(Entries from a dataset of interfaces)
= = =
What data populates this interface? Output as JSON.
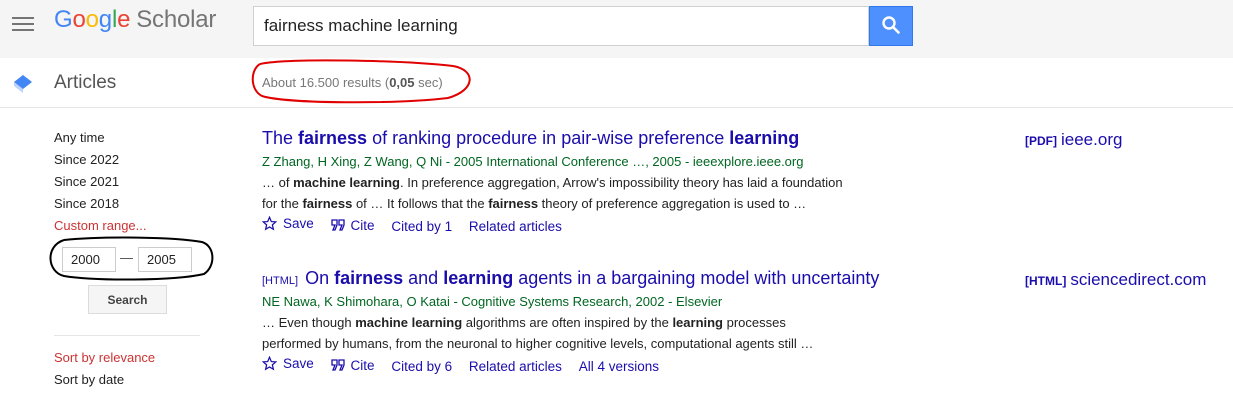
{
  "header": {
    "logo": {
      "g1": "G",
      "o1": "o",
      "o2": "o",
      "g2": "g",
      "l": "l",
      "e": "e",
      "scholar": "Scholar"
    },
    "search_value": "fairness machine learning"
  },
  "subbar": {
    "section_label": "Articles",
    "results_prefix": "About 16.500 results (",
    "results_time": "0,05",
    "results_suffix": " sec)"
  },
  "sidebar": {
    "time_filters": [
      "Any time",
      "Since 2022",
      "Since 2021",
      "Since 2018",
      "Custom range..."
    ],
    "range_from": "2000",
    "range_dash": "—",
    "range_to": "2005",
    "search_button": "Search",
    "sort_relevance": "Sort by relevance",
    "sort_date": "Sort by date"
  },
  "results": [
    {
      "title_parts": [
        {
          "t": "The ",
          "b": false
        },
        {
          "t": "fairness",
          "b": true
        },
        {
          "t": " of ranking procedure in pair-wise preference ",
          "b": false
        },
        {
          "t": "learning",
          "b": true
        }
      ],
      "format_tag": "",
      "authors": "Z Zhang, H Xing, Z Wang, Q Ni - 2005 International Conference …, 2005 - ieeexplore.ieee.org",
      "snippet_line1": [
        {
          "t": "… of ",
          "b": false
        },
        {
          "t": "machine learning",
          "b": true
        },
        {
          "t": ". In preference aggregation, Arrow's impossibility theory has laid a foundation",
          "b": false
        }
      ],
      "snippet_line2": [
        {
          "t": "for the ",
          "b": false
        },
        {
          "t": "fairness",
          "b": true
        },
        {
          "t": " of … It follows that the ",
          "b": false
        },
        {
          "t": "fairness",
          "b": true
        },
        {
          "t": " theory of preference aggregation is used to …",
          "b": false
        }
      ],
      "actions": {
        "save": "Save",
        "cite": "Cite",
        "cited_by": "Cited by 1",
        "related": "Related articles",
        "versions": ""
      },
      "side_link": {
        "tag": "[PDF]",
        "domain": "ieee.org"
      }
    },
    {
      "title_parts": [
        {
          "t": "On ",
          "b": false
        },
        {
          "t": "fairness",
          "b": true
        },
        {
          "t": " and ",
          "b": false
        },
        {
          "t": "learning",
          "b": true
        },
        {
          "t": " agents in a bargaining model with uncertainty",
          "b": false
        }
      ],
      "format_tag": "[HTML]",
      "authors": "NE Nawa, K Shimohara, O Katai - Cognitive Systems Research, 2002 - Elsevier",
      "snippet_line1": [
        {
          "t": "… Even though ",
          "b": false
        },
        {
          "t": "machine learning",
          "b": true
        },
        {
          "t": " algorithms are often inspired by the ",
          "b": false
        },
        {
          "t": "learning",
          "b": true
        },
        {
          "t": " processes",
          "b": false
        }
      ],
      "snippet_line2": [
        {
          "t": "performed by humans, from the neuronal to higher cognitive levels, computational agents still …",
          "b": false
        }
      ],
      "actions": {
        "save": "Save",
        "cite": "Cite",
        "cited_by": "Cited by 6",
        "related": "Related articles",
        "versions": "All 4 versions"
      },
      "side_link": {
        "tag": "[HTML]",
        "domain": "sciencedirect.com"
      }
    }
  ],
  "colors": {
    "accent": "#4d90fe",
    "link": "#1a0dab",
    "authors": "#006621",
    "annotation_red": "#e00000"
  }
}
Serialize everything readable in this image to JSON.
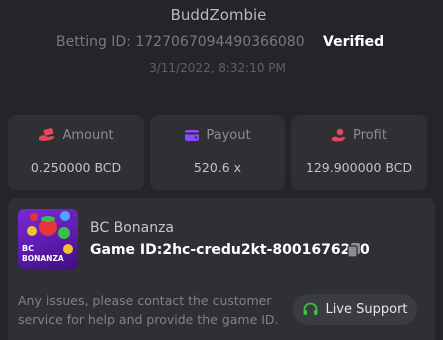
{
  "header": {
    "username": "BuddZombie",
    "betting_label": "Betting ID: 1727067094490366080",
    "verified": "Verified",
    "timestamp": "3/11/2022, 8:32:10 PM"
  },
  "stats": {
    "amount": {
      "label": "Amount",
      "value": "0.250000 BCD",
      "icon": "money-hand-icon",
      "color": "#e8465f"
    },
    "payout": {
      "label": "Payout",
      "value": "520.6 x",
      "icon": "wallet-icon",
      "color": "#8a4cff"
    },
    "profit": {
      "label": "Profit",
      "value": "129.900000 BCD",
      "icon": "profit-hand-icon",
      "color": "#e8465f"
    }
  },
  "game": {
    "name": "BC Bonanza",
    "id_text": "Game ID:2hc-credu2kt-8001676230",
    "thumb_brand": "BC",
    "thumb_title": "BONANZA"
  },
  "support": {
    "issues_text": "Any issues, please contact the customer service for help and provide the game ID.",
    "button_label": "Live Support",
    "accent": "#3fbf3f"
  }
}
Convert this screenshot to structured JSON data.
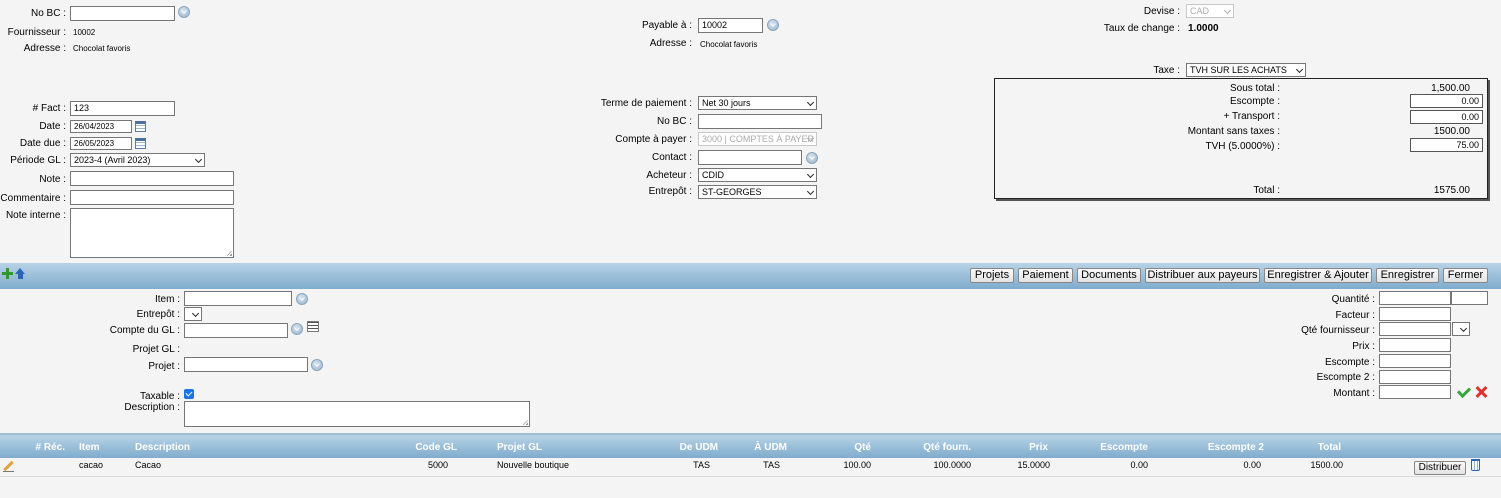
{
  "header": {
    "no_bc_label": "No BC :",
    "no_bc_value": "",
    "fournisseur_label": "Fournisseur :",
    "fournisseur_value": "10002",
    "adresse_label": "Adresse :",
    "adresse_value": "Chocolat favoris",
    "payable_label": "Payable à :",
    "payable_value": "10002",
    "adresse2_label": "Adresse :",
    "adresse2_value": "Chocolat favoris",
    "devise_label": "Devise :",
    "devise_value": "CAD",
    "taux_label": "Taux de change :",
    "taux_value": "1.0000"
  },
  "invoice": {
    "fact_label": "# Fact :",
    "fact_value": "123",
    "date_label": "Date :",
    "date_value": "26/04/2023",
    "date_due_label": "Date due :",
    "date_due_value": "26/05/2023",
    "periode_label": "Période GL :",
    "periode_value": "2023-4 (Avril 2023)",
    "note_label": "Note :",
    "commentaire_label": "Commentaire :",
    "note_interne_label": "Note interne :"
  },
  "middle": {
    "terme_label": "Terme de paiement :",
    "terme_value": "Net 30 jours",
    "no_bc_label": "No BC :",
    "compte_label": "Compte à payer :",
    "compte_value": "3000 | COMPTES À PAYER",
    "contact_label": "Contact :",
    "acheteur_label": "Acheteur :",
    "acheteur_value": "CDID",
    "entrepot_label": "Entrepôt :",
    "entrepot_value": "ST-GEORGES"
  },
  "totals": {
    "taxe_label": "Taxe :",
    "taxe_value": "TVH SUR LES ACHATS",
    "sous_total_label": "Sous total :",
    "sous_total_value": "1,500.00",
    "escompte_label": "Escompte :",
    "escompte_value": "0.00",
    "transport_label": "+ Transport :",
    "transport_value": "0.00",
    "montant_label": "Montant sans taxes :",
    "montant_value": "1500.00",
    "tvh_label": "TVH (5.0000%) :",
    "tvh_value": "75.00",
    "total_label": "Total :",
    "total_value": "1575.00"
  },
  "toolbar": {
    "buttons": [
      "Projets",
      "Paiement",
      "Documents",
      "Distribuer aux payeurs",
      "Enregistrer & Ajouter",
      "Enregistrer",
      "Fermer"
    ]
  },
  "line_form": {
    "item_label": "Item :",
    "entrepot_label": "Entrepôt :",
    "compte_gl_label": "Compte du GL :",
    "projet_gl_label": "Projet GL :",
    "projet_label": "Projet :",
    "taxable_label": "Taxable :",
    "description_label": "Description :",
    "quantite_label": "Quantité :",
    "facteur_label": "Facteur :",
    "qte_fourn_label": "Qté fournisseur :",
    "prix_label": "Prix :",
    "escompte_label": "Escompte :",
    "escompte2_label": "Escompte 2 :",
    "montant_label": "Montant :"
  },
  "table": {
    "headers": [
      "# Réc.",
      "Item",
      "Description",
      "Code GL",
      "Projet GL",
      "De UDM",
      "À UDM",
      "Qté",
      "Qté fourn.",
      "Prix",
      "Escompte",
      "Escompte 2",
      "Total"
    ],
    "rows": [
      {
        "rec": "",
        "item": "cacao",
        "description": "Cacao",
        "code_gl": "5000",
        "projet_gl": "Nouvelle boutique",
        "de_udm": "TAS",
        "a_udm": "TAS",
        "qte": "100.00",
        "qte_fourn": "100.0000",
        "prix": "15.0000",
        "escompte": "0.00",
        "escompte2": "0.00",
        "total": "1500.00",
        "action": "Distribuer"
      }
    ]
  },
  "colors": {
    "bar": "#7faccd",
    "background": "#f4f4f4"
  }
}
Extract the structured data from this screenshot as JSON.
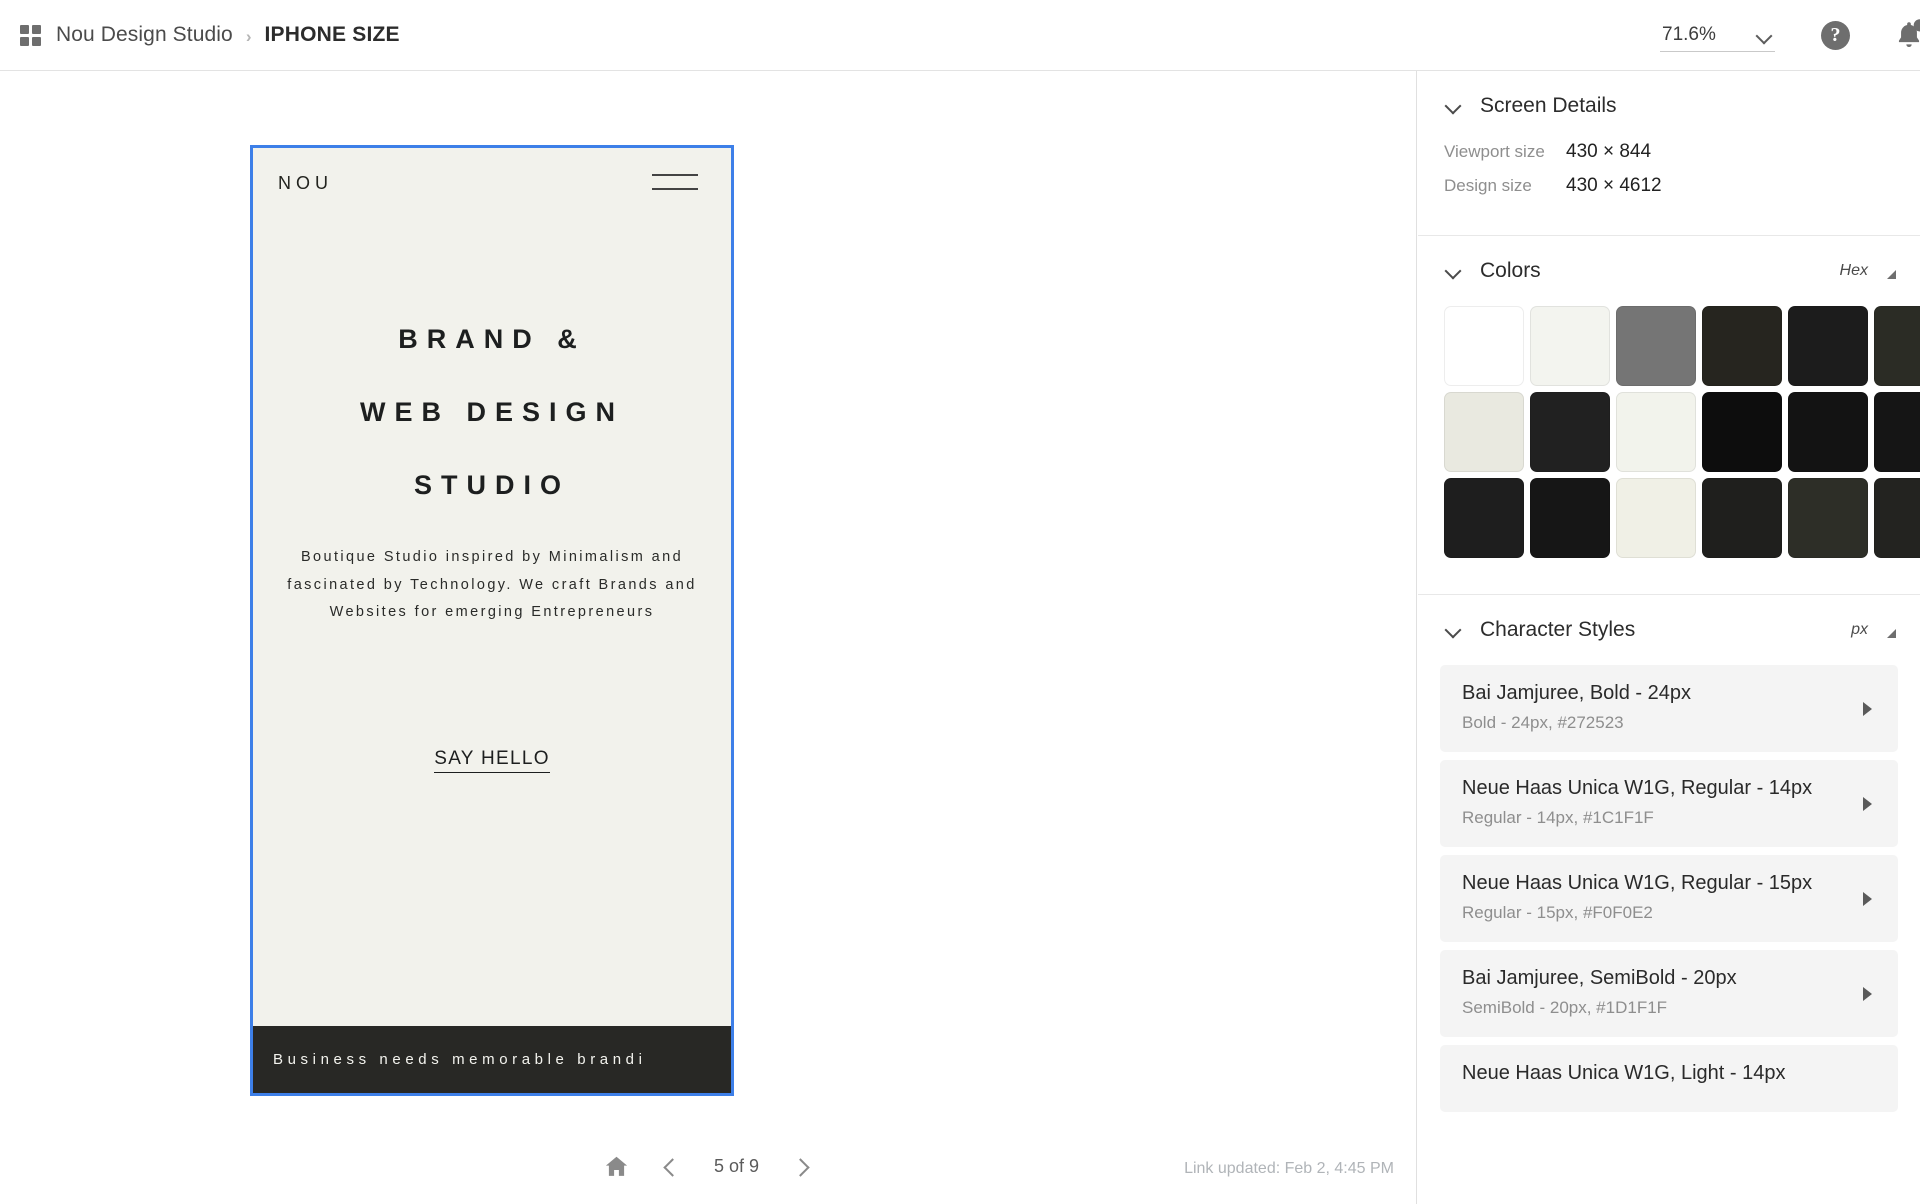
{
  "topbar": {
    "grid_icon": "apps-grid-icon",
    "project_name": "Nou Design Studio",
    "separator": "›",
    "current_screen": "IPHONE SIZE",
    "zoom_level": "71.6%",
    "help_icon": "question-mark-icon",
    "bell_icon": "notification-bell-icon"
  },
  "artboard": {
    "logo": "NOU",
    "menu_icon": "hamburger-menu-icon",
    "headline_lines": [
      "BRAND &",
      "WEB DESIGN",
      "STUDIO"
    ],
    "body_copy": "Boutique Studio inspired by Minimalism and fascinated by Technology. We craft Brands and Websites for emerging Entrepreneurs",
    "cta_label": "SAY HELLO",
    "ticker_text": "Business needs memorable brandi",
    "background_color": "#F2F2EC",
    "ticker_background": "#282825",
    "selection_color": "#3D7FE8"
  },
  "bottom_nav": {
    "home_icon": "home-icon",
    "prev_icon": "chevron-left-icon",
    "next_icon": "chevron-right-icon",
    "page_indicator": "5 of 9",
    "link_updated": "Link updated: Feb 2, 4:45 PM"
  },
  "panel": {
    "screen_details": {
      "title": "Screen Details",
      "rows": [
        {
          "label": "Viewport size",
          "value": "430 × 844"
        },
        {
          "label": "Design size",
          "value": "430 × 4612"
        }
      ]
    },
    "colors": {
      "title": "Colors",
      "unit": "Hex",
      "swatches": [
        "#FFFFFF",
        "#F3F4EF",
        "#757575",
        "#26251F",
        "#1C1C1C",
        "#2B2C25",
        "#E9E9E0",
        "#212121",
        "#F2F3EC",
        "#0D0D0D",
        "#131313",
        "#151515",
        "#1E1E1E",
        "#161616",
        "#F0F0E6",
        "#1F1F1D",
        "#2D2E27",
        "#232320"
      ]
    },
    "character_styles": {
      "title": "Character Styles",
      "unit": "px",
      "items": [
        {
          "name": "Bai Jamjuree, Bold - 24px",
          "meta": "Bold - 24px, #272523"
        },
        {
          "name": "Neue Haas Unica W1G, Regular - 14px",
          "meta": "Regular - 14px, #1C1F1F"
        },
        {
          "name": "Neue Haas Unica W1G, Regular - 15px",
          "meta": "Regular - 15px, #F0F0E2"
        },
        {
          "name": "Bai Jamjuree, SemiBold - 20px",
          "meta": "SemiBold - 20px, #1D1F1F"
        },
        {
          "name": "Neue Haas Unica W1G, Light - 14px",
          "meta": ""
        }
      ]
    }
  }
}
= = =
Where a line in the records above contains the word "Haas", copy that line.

◆ **Reply to the exercise**
          "name": "Neue Haas Unica W1G, Regular - 14px",
          "name": "Neue Haas Unica W1G, Regular - 15px",
          "name": "Neue Haas Unica W1G, Light - 14px",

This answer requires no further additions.